High alcohol intake
Heavy drinking has been identified as another risk factor, with up to 5% of cases of pancreatic cancer thought to be attributable to the consumption of alcohol. This may relate to the fact that heavy alcohol use is linked to the development of chronic pancreatitis (this is the causative factor in around 70% of cases), with this condition increasing the chance of pancreatic cancer; heavy drinkers with pancreatitis are around 80% more likely to develop the cancer. However, as pancreatic cancer can occur with high alcohol intakes in the absence of pancreatitis, there must be other mechanisms at work. It has been suggested that free radicals produced from the metabolism of alcohol may induce cancerous changes, that alcohol use may potentiate the effect of other risk factors such as smoking or that the poor diet associated with excess alcohol, which is lacking in micronutrients, may leave drinkers vulnerable. It is therefore advisable to stick within the guidelines of no more than one alcoholic drink daily if you are female and up to two daily if you are male.
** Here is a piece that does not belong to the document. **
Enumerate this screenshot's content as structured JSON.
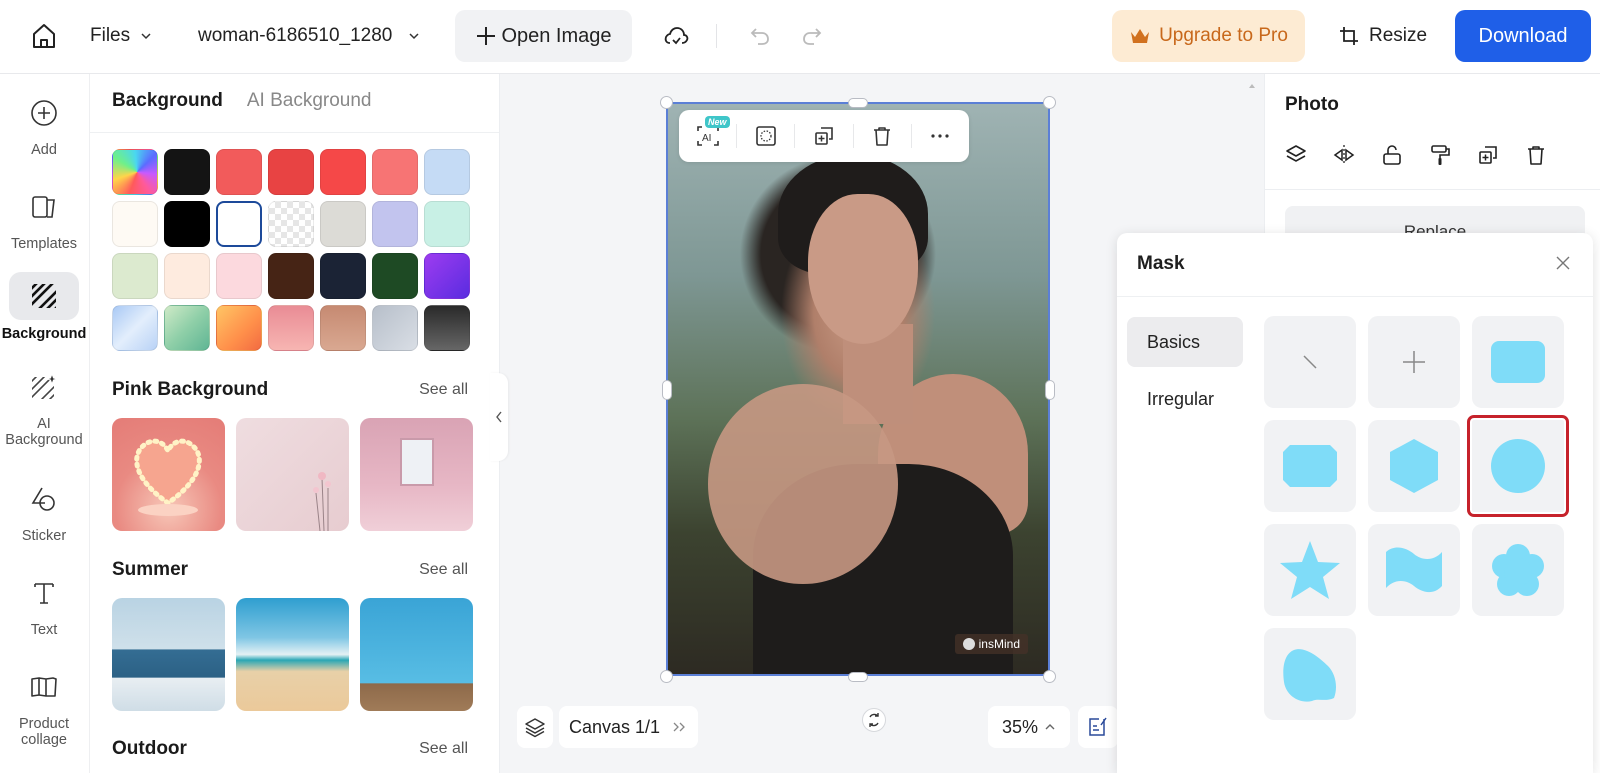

While the exact role that diet plays in the development of pancreatic cancer or its prevention is still under study, some dietary factors have been identified as potentially relevant to this. One of these is meat intake, with some research showing that a high intake of red and processed meat can adversely affect the risk of developing this cancer; this may in part relate to the high content of heterocyclic amines, found in cooked and especially well-done meats, which are believed to trigger cancerous changes in cells. The fat content of red and processed meats may also be important, as some work into the association between fat intake and cancer risk has shown a greater consumption of fat from animal sources to be linked to increased likelihood of pancreatic cancer. Meanwhile, a diet rich in fruit and vegetables has been identified as possibly protective against its development in some studies, which may be explained by their antioxidant content. While caution is still needed with regards to the extent to which diet is implicated in pancreatic cancer, a well-balanced diet, which includes a greater proportion of plant-based foods, is advisable for general health. For protein, emphasis should be placed on pulses, fish, poultry, eggs and low-fat dairy foods, with red unprocessed meat included in moderation.
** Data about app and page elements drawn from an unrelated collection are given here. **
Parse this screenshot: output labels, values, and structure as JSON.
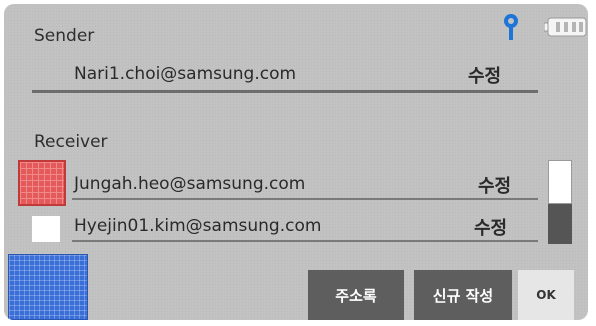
{
  "sender": {
    "label": "Sender",
    "email": "Nari1.choi@samsung.com",
    "edit_label": "수정"
  },
  "receiver": {
    "label": "Receiver",
    "items": [
      {
        "email": "Jungah.heo@samsung.com",
        "edit_label": "수정",
        "selected": true
      },
      {
        "email": "Hyejin01.kim@samsung.com",
        "edit_label": "수정",
        "selected": false
      }
    ]
  },
  "buttons": {
    "address_book": "주소록",
    "compose_new": "신규 작성",
    "ok": "OK"
  },
  "status": {
    "signal_icon": "antenna-icon",
    "battery_icon": "battery-icon"
  },
  "colors": {
    "background": "#c2c2c2",
    "selected_check": "#e45a5a",
    "blue_button": "#3b6fd8",
    "dark_button": "#5e5e5e"
  }
}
Certainly further research is needed into this area, but taking steps to address these lifestyle factors may not only help to reduce your risk of pancreatic cancer, but are in line with advice for the prevention of other chronic health problems, potentially providing all round benefits.
Thanks, Lisa! Too bad there isn’t more doctors can do once someone develops pancreatic cancer. Find it a few months too late and it’s a tough road ahead. Still, I know several patients that have survived longer than their oncologists predicted.
Feel good and keep smiling! Pat